◆ **Work item**:
In the entries below, find every line with the string "data" and copy it.

[Start of section]

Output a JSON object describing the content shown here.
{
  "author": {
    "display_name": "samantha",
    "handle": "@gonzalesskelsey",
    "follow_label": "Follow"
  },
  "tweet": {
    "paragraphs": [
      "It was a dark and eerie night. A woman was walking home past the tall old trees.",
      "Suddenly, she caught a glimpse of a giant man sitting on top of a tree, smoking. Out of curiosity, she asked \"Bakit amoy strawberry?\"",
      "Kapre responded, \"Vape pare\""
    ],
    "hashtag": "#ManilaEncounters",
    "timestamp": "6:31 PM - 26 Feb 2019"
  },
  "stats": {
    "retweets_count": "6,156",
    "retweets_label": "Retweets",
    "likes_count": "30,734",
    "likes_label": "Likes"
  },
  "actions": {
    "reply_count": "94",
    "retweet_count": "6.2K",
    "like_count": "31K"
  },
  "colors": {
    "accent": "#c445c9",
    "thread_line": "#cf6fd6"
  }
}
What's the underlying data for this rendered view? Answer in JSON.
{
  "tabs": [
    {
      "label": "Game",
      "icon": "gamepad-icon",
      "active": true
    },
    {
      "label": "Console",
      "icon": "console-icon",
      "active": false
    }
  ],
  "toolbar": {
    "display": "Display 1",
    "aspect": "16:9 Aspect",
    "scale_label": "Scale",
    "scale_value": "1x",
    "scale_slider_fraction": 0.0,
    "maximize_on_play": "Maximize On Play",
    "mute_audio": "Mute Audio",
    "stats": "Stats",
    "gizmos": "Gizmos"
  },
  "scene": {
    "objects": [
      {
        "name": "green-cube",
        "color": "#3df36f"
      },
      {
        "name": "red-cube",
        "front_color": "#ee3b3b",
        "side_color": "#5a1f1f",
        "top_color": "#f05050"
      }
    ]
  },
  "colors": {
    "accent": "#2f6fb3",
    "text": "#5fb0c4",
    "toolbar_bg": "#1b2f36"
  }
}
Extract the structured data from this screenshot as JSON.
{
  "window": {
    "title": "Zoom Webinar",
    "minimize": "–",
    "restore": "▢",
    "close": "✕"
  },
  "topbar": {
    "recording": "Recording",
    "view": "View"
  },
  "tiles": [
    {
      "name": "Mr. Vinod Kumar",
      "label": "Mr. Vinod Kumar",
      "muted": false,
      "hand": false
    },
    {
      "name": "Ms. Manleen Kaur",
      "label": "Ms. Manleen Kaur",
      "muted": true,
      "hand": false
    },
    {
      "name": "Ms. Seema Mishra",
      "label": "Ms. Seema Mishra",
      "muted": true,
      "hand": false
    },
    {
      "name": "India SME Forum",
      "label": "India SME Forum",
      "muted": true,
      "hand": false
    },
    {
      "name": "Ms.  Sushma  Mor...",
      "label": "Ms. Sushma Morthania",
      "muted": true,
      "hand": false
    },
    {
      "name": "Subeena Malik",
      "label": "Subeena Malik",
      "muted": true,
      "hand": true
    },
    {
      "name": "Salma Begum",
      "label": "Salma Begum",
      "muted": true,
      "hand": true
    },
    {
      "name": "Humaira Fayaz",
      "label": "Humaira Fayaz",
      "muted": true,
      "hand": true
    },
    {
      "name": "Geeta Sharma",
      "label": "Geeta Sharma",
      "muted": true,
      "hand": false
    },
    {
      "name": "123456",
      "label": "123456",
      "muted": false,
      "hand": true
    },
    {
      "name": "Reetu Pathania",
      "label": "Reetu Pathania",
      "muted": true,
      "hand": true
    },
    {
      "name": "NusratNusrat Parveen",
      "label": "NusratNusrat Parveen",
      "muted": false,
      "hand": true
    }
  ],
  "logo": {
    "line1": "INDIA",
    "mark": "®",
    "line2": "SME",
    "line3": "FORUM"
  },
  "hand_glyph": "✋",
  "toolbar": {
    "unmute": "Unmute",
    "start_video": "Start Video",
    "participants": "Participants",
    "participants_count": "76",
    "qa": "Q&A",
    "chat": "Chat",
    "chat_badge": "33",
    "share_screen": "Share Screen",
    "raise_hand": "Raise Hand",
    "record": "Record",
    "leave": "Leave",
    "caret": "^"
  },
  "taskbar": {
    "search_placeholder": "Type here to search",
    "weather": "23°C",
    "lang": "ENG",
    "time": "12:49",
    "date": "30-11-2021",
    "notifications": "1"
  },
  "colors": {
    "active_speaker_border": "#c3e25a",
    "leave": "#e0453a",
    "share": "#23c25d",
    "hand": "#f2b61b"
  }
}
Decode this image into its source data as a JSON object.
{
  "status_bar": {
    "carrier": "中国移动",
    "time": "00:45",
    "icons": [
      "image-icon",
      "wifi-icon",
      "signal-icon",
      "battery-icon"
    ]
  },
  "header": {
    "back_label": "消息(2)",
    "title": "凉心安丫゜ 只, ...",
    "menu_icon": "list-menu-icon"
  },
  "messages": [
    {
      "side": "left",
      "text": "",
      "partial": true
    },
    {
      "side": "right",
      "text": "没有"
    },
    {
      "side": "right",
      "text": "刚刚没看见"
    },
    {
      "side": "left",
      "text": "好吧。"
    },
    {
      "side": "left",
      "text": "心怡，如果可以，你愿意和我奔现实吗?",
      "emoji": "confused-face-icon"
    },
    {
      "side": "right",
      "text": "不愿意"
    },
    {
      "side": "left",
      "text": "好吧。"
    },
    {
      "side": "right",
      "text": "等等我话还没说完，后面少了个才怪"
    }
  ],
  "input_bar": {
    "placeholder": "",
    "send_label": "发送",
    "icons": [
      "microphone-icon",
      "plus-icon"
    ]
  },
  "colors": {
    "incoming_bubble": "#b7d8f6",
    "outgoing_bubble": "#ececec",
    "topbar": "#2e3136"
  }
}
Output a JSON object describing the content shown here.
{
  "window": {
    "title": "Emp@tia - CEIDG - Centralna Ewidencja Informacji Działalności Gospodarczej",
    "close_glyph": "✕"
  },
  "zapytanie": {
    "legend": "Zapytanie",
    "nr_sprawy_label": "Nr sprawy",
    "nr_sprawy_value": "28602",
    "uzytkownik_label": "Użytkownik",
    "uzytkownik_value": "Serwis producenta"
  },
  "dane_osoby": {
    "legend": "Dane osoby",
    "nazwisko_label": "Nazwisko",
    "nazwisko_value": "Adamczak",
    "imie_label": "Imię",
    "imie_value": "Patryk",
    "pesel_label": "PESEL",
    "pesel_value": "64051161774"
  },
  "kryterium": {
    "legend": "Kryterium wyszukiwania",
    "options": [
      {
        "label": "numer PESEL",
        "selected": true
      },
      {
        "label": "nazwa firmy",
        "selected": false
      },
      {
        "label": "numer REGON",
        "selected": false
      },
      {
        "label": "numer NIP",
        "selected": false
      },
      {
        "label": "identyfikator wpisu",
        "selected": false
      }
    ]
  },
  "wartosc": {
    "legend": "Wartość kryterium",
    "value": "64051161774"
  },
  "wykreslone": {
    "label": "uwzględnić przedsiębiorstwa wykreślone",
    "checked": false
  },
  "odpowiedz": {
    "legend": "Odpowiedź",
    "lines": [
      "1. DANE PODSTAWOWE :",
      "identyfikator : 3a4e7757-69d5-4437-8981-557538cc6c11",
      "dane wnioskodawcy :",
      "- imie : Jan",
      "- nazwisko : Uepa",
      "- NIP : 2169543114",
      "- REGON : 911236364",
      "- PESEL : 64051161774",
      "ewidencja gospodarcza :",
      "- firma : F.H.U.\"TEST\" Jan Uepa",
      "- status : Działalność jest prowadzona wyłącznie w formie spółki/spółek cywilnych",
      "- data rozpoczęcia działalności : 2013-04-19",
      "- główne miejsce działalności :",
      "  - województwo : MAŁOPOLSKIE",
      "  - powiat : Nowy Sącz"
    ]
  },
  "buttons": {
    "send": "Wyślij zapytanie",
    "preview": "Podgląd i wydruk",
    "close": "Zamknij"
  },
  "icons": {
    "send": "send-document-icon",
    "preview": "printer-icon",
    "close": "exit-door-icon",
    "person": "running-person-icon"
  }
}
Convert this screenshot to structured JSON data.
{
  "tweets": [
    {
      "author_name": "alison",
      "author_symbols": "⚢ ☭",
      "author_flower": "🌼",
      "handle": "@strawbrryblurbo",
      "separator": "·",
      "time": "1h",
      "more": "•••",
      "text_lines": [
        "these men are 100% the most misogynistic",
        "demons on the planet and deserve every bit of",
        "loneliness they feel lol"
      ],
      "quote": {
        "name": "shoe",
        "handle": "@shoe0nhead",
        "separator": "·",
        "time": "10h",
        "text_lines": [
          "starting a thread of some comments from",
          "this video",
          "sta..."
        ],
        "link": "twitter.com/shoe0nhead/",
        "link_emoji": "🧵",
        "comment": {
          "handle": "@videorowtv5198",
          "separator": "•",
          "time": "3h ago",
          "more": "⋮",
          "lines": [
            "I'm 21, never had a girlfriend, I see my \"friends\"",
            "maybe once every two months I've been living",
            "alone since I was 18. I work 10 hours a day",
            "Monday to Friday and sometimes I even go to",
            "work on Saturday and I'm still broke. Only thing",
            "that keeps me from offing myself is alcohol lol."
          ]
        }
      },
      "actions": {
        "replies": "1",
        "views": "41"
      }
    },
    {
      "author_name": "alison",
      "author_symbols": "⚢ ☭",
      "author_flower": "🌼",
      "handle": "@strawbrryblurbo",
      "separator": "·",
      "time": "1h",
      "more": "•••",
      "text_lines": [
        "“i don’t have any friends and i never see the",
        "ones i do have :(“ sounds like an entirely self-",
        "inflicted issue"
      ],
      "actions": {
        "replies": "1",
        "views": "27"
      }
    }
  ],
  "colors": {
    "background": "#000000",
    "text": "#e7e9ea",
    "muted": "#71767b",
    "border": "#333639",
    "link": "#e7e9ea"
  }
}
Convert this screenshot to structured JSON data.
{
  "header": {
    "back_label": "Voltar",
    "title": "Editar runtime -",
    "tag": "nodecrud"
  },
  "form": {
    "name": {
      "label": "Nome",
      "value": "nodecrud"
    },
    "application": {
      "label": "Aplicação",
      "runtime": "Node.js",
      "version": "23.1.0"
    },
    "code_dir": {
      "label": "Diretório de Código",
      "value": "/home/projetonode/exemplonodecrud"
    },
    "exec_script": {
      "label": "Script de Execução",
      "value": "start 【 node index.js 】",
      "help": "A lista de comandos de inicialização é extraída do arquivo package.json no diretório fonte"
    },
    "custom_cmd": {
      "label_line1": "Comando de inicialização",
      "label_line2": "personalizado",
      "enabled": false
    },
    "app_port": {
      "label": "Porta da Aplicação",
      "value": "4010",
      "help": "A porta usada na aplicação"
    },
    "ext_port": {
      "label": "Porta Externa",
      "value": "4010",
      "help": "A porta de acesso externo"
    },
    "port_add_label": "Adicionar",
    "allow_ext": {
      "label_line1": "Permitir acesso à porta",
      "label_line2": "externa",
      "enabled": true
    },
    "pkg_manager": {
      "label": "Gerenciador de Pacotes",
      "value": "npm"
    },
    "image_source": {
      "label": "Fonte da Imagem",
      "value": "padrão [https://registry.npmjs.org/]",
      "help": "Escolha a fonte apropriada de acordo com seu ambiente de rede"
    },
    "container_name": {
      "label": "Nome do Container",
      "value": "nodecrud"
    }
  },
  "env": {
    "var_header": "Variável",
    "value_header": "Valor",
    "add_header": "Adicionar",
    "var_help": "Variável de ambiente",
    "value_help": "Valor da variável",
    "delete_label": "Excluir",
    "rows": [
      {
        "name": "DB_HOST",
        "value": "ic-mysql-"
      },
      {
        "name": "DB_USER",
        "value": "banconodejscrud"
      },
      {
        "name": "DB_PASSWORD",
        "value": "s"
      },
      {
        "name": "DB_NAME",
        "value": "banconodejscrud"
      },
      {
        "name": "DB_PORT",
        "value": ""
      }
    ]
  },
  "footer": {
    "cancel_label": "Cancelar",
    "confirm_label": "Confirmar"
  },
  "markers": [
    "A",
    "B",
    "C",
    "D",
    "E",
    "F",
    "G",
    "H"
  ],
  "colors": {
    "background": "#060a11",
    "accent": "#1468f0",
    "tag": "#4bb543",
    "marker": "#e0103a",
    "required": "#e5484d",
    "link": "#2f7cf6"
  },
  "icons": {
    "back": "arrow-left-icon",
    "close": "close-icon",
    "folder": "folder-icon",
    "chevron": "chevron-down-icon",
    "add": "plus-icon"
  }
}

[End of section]

◆ **Answer for the task**:
What's the underlying data for this rendered view? Answer in JSON.
Extract the structured data from this screenshot as JSON.
Decode this image into its source data as a JSON object.
      "- data rozpoczęcia działalności : 2013-04-19",
Convert this screenshot to structured JSON data.
Convert this screenshot to structured JSON data.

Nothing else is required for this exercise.